Saint Ignatius High School

Consider the Spring

“Behold, I make all things new.” These words from the Book of Revelation are fitting for this time of year when the winter is over and the world is once again becoming green, but they are also fitting for the liturgical season of Easter. Mr. Healey reveals today how this blooming season relates directly to the life and message of Christ.
Fifth Sunday of Easter
 
First Reading: Acts of the Apostles 14: 21-27
 
Responsorial Psalm: Psalm 145:8-13
 
Second Reading: Revelation 21:1-5
 
Gospel: According to St. John 13:31-35
 
“Behold, I make all things new.”  These words from the Book of Revelation are fitting for this time of year when the winter is over and the world is once again becoming green, but they are also fitting for the liturgical season of Easter.  The word ‘spring’ can mean a number of things, all of which can be related to the event that changed the world forever.
 
Spring can refer to the season itself, and is therefore directly related to Lent, which is the original Anglo-Saxon term for the season of spring.  The term can also refer to those pieces of coiled metal that are used in everything from heavy-duty vehicles to delicate hand-crafted watches.  Our belief as Christians is that on the first Easter Sunday Jesus was resurrected like the unleashing of a tightly coiled spring.  Members of an Italian physics lab reported that the image on the Shroud of Turin, the alleged burial cloth of Christ, could only have been made by a focus of energy the equivalent of several billion watts for under forty billionth of a second.  Less energy, no image; more time, nothing left of the shroud but ashes.
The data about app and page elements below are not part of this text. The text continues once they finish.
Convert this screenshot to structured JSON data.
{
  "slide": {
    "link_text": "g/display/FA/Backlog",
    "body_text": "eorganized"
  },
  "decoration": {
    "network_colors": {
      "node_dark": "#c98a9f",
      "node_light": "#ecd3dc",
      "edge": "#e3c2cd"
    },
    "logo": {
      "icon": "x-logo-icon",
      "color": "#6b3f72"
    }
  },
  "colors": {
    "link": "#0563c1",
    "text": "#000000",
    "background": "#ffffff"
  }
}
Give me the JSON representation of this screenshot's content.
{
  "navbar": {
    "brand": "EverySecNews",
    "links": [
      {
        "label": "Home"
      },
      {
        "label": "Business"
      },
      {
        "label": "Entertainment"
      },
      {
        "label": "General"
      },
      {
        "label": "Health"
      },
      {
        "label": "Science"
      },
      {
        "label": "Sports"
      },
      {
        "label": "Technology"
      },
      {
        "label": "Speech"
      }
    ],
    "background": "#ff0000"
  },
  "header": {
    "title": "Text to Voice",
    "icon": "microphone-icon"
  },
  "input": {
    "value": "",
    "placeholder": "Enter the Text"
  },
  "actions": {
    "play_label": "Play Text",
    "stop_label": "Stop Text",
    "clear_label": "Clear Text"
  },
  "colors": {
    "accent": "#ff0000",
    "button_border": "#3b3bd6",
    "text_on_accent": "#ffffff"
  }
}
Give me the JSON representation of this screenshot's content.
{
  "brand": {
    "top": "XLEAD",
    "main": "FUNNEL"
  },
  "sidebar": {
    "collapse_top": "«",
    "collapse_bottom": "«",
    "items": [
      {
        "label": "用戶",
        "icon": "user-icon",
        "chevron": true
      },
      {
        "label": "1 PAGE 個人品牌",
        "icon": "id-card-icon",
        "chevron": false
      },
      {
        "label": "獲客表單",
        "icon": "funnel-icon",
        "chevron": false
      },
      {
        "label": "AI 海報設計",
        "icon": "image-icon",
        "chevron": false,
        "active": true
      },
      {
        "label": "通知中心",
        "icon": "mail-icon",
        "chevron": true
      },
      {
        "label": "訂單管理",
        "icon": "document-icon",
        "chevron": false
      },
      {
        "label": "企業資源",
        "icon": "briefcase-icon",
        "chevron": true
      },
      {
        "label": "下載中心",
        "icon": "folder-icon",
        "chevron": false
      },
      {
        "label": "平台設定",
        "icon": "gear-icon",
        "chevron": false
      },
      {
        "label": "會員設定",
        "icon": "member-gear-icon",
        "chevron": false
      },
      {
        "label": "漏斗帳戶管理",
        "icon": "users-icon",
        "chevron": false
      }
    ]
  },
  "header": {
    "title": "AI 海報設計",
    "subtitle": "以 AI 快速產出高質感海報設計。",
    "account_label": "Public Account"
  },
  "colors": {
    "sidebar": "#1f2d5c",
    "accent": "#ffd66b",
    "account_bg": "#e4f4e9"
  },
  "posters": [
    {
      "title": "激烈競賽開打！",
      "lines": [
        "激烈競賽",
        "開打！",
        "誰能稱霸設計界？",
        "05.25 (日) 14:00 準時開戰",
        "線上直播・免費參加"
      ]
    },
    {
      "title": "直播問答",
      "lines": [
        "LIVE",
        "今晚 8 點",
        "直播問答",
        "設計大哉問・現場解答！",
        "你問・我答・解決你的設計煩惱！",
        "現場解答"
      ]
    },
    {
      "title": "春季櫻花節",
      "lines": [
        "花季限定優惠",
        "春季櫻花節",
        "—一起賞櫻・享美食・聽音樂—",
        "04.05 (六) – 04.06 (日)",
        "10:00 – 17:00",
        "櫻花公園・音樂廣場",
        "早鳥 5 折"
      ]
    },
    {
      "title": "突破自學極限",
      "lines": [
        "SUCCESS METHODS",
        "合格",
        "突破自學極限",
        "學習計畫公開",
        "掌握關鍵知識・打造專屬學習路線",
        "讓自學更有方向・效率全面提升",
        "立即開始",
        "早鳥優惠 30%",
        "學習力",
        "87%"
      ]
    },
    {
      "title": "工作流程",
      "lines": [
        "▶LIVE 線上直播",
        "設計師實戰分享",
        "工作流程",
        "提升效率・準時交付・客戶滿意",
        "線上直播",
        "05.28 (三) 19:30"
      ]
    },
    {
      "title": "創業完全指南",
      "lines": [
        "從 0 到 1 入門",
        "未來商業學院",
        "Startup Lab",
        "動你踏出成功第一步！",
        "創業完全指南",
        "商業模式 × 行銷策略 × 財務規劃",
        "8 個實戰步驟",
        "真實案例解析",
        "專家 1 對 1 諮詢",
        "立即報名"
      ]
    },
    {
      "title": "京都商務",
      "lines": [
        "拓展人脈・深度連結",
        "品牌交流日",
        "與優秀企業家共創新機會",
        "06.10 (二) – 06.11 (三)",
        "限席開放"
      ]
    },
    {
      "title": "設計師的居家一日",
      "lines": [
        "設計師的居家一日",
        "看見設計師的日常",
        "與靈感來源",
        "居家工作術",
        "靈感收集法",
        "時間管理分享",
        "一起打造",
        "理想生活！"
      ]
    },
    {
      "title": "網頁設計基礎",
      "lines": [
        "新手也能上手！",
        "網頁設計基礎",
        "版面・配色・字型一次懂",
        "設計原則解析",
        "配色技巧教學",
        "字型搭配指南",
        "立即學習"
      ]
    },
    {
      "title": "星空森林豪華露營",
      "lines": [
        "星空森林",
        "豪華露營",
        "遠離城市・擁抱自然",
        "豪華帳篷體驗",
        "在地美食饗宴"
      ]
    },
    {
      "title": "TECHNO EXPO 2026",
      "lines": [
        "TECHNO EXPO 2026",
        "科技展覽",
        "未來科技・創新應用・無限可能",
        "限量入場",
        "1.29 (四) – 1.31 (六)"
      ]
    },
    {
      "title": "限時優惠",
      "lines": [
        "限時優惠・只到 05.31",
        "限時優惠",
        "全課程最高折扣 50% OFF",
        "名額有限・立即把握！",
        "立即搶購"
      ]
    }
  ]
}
Quite a recoil to that spring.
 
But two less popular uses of ‘spring’ might be even more appropriate.  A good lawyer might be able to spring someone from jail earlier than anticipated, and if that prisoner is really lucky a friend might spring for the lawyer’s bill. The newly-freed man gets to make a fresh start – for him all things are made new.
 
Jesus is both the lawyer who knows how to get us out of prison as well as the friend who pays the bill. 
 
Those who follow Jesus can rejoice in the Easter miracle, knowing that Jesus has saved us from the eternal prison of our sinfulness and He has paid the price for our entrance into eternal life.  This is the only true comfort to anyone who has ever faced the death of a loved one.  Only if Jesus died for our sins and rose on the third day does any of this even begin to make sense.
 
Without the resurrection there is only death.  A world without the promise of the Good News is a world ripe for nihilism.  A world filled with sin and pain and death cannot be overcome with platitudes.  “Don’t sweat the small stuff” and “one day at a time” fall short in the face of the abyss.  Only Christ offers a way out, because only Christ offered Himself – totally and completely. 
 
Perhaps that is why the film The Passion of the Christ places the words “Behold, I make all things new” in the mouth of Jesus while He is carrying the cross to Calvary.  He has fallen under the weight of the cross and His mother runs to Him.  It is here, at the lowest point in His life and face to face with the abyss, when Mary longs to comfort her Son but cannot, that He says, “See, Mother, I make all things new.”  Through the Paschal Mystery Jesus “will wipe every tear…and there shall be no more death or mourning, wailing or pain, for the old order has passed away.”
 
Ave crux, spes unica.  Hail the cross, our only hope.
 
A.M.D.G.